• WHAT THE TASK ASKS: Count every line in the following entries that holds the word "name". Only the number should be given.

═══ GIVEN DATA

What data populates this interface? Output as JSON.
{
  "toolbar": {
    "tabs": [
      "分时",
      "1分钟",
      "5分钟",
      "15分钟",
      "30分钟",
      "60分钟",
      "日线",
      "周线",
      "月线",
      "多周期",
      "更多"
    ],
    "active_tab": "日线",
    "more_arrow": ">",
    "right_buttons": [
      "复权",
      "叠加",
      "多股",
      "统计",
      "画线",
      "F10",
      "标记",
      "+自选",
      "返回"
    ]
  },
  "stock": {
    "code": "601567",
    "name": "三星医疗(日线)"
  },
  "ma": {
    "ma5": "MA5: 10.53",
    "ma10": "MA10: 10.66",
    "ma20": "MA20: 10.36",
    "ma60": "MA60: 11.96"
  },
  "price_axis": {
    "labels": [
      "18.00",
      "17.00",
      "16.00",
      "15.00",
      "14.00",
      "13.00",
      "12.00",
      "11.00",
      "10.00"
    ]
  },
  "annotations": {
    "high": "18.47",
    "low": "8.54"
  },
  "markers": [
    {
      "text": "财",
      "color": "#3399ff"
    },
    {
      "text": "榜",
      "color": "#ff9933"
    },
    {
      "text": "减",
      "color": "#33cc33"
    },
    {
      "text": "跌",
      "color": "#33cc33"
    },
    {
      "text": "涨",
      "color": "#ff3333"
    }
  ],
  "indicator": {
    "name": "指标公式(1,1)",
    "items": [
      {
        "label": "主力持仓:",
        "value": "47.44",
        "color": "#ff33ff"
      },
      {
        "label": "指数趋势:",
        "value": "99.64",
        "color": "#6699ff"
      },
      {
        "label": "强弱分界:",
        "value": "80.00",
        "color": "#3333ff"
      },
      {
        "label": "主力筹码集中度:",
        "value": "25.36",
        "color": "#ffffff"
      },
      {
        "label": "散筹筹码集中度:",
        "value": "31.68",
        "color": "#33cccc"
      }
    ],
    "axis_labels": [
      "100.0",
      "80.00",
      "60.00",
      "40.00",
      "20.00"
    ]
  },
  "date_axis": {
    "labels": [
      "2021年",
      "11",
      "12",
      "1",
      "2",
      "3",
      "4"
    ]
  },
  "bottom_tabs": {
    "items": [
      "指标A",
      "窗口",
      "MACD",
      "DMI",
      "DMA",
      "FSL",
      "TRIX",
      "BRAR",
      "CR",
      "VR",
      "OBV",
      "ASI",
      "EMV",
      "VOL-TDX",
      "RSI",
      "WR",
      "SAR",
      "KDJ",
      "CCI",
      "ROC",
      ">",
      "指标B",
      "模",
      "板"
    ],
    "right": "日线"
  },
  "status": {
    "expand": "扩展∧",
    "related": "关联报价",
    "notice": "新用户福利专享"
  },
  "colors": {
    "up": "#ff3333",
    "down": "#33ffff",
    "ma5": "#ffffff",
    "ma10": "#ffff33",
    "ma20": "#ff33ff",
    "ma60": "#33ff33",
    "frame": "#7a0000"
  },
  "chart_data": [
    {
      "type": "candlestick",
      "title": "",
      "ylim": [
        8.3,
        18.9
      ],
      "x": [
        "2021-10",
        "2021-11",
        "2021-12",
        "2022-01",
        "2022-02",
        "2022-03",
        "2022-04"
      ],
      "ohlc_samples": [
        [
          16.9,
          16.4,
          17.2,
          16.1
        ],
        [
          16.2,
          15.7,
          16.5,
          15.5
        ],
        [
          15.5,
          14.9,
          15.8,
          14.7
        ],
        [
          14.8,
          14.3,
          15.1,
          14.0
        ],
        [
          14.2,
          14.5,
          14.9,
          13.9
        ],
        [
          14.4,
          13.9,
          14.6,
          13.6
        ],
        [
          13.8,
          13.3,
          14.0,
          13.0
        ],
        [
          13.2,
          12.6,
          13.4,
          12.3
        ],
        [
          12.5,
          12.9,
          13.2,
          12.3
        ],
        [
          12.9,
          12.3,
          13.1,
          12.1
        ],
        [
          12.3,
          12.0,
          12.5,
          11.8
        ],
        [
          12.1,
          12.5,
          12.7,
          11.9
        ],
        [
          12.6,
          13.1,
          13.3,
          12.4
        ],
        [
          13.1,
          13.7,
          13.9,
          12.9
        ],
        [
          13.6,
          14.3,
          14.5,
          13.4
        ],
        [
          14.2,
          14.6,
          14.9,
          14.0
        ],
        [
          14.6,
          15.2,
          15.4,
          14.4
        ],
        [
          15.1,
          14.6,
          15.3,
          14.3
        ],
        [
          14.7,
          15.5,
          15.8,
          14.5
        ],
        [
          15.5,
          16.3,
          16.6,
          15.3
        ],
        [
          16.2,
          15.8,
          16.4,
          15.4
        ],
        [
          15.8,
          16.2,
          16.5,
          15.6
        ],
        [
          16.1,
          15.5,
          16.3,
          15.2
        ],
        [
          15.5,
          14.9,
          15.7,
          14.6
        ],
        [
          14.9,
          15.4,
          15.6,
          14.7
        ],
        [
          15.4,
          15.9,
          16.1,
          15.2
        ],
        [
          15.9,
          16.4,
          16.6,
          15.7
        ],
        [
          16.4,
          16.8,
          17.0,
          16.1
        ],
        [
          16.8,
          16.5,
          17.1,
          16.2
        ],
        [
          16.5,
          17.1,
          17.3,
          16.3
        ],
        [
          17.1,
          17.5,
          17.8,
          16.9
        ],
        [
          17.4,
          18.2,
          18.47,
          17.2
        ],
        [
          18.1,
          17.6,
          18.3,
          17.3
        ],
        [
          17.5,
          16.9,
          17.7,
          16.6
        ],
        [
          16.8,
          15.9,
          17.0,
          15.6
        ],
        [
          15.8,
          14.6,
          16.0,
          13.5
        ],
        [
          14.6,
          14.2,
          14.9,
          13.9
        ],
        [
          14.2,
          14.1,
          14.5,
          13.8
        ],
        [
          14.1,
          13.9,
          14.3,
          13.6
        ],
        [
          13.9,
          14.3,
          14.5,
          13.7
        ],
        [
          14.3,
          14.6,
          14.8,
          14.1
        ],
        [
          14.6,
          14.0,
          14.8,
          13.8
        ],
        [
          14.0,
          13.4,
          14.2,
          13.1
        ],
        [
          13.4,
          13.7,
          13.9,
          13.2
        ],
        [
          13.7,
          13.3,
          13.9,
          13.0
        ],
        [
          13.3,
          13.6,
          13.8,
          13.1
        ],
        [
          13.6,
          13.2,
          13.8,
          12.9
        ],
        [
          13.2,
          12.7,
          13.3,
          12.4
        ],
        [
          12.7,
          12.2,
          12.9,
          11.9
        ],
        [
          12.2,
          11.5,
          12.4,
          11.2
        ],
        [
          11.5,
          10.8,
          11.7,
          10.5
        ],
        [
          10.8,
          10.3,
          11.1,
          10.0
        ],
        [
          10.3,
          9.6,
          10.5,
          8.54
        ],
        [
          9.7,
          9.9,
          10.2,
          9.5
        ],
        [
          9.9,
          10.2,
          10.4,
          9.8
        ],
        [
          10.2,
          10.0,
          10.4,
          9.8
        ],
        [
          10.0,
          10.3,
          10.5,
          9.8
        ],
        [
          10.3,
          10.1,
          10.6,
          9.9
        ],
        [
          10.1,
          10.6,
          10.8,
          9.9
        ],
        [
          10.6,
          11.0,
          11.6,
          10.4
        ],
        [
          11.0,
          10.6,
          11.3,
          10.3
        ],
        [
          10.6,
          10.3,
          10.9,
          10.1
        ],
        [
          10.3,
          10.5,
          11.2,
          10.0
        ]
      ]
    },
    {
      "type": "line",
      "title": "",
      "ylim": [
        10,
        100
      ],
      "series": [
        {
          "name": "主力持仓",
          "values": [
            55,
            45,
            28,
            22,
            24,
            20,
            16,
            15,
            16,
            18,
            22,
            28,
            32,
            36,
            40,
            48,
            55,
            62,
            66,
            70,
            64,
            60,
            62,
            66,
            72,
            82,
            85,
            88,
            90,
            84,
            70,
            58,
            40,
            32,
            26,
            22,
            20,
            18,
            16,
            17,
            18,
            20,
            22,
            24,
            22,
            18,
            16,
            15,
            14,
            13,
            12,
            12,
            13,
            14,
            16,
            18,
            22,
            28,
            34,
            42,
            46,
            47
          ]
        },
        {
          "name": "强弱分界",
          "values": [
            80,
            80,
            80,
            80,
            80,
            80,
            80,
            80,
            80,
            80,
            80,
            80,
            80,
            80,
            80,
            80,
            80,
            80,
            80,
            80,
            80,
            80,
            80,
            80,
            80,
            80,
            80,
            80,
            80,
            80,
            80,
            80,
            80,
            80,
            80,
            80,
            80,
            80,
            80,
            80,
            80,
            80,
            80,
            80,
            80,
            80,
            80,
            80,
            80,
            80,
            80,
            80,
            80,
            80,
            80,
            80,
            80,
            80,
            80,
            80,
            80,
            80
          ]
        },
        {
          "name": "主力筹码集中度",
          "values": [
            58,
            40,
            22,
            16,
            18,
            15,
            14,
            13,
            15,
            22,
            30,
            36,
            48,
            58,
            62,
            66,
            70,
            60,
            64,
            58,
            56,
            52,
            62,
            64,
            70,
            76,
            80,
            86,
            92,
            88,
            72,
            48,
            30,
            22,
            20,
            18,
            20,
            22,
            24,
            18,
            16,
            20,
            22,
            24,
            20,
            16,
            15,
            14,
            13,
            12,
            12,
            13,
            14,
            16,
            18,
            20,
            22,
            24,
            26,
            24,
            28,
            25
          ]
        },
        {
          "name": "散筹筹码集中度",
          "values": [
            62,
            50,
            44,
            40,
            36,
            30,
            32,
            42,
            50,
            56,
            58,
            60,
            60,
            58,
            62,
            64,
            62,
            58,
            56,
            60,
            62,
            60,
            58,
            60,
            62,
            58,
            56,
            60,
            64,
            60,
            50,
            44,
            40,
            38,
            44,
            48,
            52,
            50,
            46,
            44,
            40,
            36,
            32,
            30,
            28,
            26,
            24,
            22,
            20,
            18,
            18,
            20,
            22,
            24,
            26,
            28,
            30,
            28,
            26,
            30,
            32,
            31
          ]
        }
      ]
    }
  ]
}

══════

• RESPONSE FOR THIS EXERCISE: 6